• **What you have to do**:
Scan the data for lines with "heading" and report the count by itself.

=== Task material ===

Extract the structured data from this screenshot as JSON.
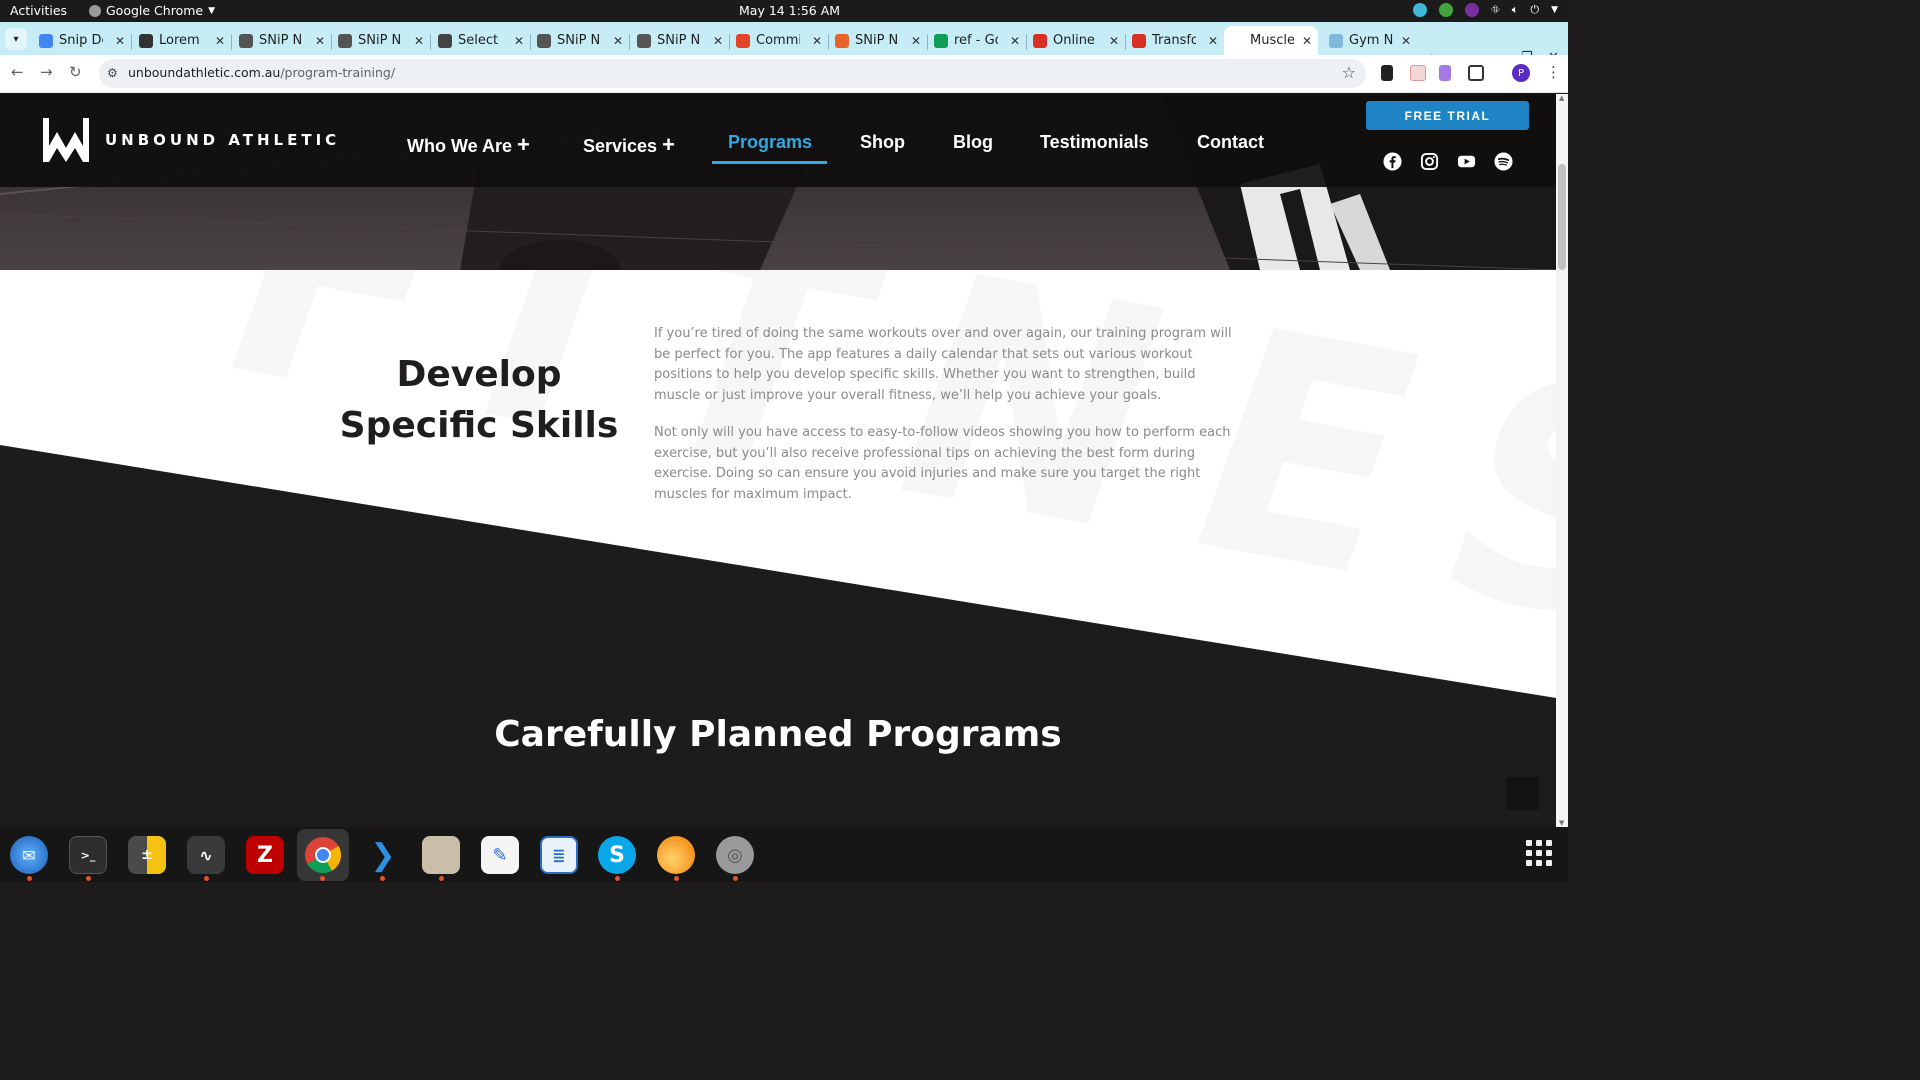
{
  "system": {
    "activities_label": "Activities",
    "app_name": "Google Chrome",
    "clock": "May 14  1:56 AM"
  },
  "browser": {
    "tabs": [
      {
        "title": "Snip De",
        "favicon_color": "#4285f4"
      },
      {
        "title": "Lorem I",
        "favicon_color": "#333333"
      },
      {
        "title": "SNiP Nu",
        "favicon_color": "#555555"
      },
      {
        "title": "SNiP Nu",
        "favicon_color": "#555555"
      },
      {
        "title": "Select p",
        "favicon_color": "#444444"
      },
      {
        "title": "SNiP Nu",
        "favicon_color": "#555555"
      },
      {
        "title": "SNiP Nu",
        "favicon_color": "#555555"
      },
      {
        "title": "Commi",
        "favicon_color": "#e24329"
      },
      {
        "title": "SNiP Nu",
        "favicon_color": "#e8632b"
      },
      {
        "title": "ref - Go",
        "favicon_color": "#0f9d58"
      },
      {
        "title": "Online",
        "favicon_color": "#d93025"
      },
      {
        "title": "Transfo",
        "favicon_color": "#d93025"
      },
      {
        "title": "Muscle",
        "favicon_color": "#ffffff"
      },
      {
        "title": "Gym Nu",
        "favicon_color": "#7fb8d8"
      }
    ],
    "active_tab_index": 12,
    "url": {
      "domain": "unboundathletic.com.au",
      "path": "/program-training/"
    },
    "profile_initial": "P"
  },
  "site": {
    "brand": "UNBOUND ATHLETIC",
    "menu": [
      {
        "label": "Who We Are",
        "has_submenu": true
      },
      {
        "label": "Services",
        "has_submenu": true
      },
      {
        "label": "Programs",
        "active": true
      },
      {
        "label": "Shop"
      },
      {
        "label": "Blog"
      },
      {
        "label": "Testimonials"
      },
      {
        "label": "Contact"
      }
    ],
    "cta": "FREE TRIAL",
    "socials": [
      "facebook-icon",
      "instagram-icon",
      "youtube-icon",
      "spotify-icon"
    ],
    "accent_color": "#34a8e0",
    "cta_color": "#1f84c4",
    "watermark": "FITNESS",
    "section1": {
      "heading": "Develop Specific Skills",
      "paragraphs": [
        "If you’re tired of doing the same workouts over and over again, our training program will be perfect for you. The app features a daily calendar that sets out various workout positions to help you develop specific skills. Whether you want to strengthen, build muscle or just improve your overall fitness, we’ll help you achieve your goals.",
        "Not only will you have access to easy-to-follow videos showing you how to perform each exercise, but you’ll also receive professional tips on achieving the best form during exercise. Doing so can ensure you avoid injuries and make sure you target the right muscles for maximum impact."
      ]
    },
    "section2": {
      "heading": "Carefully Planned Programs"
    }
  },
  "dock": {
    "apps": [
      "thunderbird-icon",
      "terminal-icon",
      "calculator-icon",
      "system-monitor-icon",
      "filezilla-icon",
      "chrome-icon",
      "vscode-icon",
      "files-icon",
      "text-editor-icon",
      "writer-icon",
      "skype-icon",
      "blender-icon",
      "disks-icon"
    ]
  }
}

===

• **Solved problem**:
2